the point isn’t that we throw everything out, but that we should be quite a bit more picky than we have been. i’ve been very impressed with the catholic church’s support of the arts, and integration of the arts into worship. sure beats the radical mennonite church on that front. but relics, male priests, and transsubstantiation? and the mennonites have had some great ideas on peace-theologizing – though action may never have been a strong suit, and i could do without the whole pure church model. but i’d be all for the church starting over every ten years. re-create the best parts if you liked them, but don’t keep building on faulty foundations just because they’re there. everything should be thrown into serious question on a seriously regular basis (yes, including the basis of the church itself). why jesus? why ‘son of god’? what’s with atonement? the bible? leviticus?
who came up with the trinity or the virgin birth in the first place? that stuff’s not in the bible. and even some of the stuff that is – who wrote that? why?
while we’re at it though. i wouldn’t take leviticus out of the bible for anything. the good ‘ol book would be boring if it all held together and made sense. if one person had written it. i’m all for some contradiction to keep things lively. but let’s just be clear that either god changes gods mind a whole helluva lot, or it was people writing that book and they didn’t always agree with each other. in fact, i would say that’s the best things about it. which would mean it’s been going down hill ever since they stopped updating it roundabouts the fourth century C.E. – roundabouts constantine.

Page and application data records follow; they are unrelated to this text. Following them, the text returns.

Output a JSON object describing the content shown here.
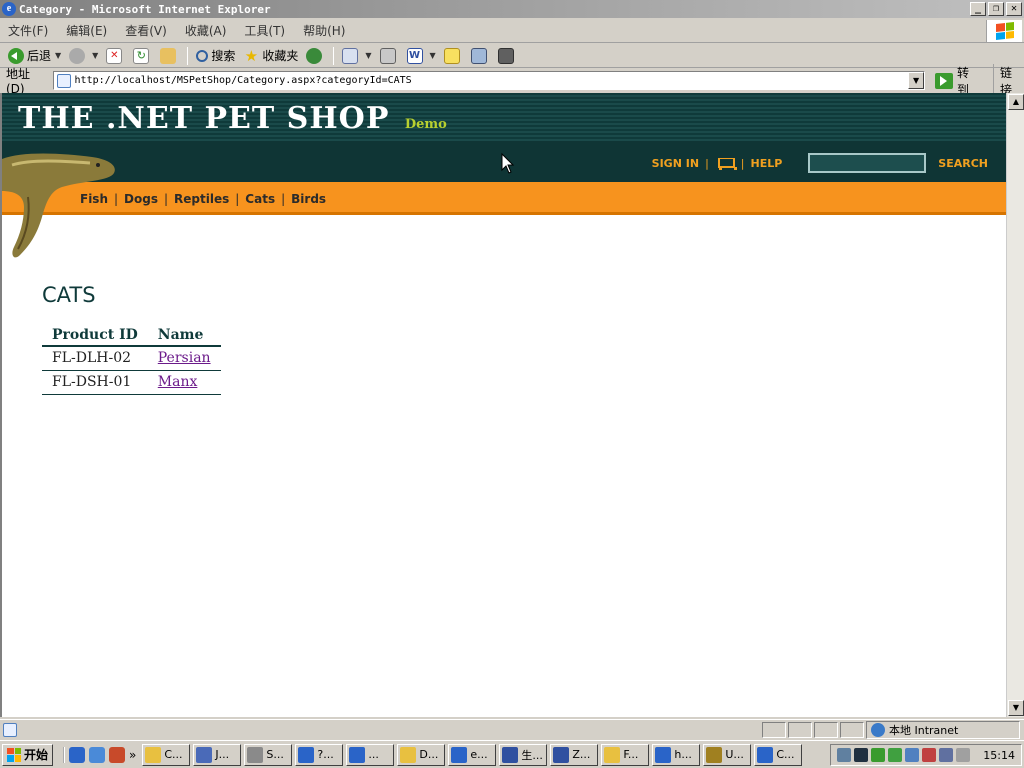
{
  "window": {
    "title": "Category - Microsoft Internet Explorer",
    "controls": [
      "_",
      "❐",
      "✕"
    ]
  },
  "menu": {
    "items": [
      "文件(F)",
      "编辑(E)",
      "查看(V)",
      "收藏(A)",
      "工具(T)",
      "帮助(H)"
    ]
  },
  "toolbar": {
    "back_label": "后退",
    "search_label": "搜索",
    "favorites_label": "收藏夹"
  },
  "address": {
    "label": "地址(D)",
    "url": "http://localhost/MSPetShop/Category.aspx?categoryId=CATS",
    "go_label": "转到",
    "links_label": "链接"
  },
  "site": {
    "logo": "THE .NET PET SHOP",
    "logo_suffix": "Demo",
    "signin_label": "SIGN IN",
    "help_label": "HELP",
    "search_label": "SEARCH",
    "search_value": "",
    "nav": [
      "Fish",
      "Dogs",
      "Reptiles",
      "Cats",
      "Birds"
    ],
    "nav_separator": "|"
  },
  "content": {
    "category_title": "CATS",
    "table": {
      "headers": [
        "Product ID",
        "Name"
      ],
      "rows": [
        {
          "id": "FL-DLH-02",
          "name": "Persian"
        },
        {
          "id": "FL-DSH-01",
          "name": "Manx"
        }
      ]
    }
  },
  "statusbar": {
    "zone": "本地 Intranet"
  },
  "taskbar": {
    "start_label": "开始",
    "quick_launch_more": "»",
    "tasks": [
      "C...",
      "J...",
      "S...",
      "?...",
      "...",
      "D...",
      "e...",
      "生...",
      "Z...",
      "F...",
      "h...",
      "U...",
      "C..."
    ],
    "clock": "15:14"
  }
}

what if we each started a church? why not? i’m working on a theatre, why not a church? we could each have our own mission statements and focus on different things that we find important or needed in the church. for me that mission would be to bring people together in one room – to conspire (‘breath together’) – to challenge them – to spark dialogue – to question a whole load of assumptions – to explore the boundaries of human, church and divine potential – all with a firm basis in scripture. scripture meaning holy text – of which there is more than one book (funny, it sounds similar to my theatre – though we might describe holy text differently there). sometimes i think Brothers Karamatsov would be a good addition to the cannon, but i’d be ok with flannery o’conner – maybe Wise Blood, that was a good one. i would do away with jargon right-out, or redefine it. no son-of-god, no salvation or atonement or communion.
ok, we can put communion back in, but only if we’re just talking about eating and drinking together in the spirit of jesus. i like eating and drinking together. and that includes wine, for those who are wondering, another thing the catholic church got right all these years.

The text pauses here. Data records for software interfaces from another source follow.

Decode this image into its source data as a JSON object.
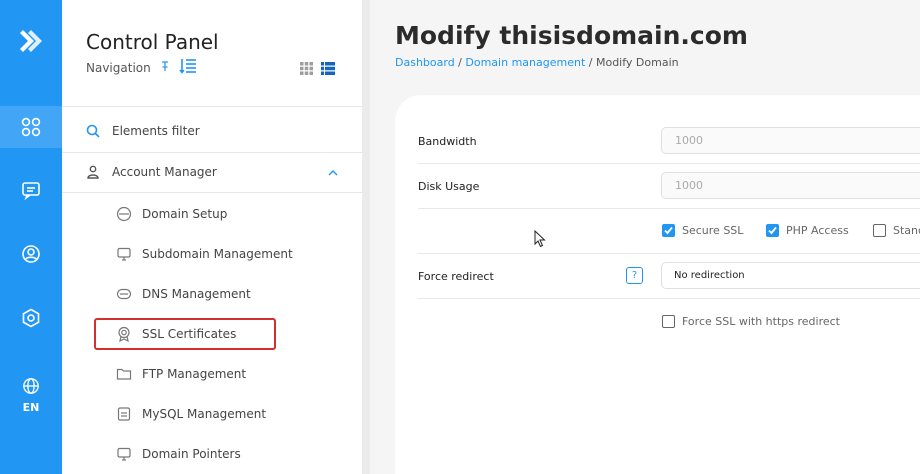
{
  "rail": {
    "lang": "EN",
    "icons": [
      "logo-icon",
      "apps-icon",
      "message-icon",
      "user-circle-icon",
      "settings-icon",
      "globe-icon"
    ]
  },
  "nav": {
    "title": "Control Panel",
    "subtitle": "Navigation",
    "filter_label": "Elements filter",
    "section_label": "Account Manager",
    "items": [
      {
        "label": "Domain Setup"
      },
      {
        "label": "Subdomain Management"
      },
      {
        "label": "DNS Management"
      },
      {
        "label": "SSL Certificates"
      },
      {
        "label": "FTP Management"
      },
      {
        "label": "MySQL Management"
      },
      {
        "label": "Domain Pointers"
      }
    ]
  },
  "page": {
    "title": "Modify thisisdomain.com",
    "breadcrumb": {
      "home": "Dashboard",
      "section": "Domain management",
      "current": "Modify Domain",
      "separator": " / "
    }
  },
  "form": {
    "bandwidth_label": "Bandwidth",
    "bandwidth_placeholder": "1000",
    "disk_label": "Disk Usage",
    "disk_placeholder": "1000",
    "checks": [
      {
        "label": "Secure SSL",
        "checked": true
      },
      {
        "label": "PHP Access",
        "checked": true
      },
      {
        "label": "Stanc",
        "checked": false
      }
    ],
    "redirect_label": "Force redirect",
    "help_label": "?",
    "redirect_value": "No redirection",
    "force_ssl_label": "Force SSL with https redirect"
  },
  "colors": {
    "accent": "#2196f3",
    "rail_active": "#42a5f5",
    "highlight": "#d32f2f"
  }
}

for now it seems, in my theatre i do have a group of people commited to personal and community growth. i do bring people together to conspire with, to challenge, and to dialogue with each other. we don’t have to deal with the jargon, but we can still deal with any texts we want. and we can go beyond the texts, we can explore them and push them and fight them and bring them to life. we can questions assumptions and explore boundaries and everything.

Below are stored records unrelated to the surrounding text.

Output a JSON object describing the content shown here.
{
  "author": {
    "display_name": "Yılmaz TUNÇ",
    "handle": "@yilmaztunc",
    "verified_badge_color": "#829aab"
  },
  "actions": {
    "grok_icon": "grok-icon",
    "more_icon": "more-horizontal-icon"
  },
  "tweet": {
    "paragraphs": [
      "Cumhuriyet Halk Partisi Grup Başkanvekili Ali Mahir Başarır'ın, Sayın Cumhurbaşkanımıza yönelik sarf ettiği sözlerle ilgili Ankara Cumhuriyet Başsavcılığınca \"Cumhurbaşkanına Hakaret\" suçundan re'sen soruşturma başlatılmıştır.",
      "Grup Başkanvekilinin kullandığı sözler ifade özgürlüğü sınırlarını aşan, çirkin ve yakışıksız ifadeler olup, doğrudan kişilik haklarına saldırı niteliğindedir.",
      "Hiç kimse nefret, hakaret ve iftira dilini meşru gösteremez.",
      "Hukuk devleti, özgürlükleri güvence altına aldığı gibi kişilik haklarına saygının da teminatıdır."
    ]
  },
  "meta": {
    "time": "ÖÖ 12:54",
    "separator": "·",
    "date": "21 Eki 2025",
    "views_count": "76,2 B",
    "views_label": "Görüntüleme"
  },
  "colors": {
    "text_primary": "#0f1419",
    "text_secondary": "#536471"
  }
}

maybe i’ve already built a church. maybe an artistic director and a pastor are one and the same – we just get to have all the fun while you argue about how it’s been done for 2000 years and whether your GLBT friends are really good enough for you.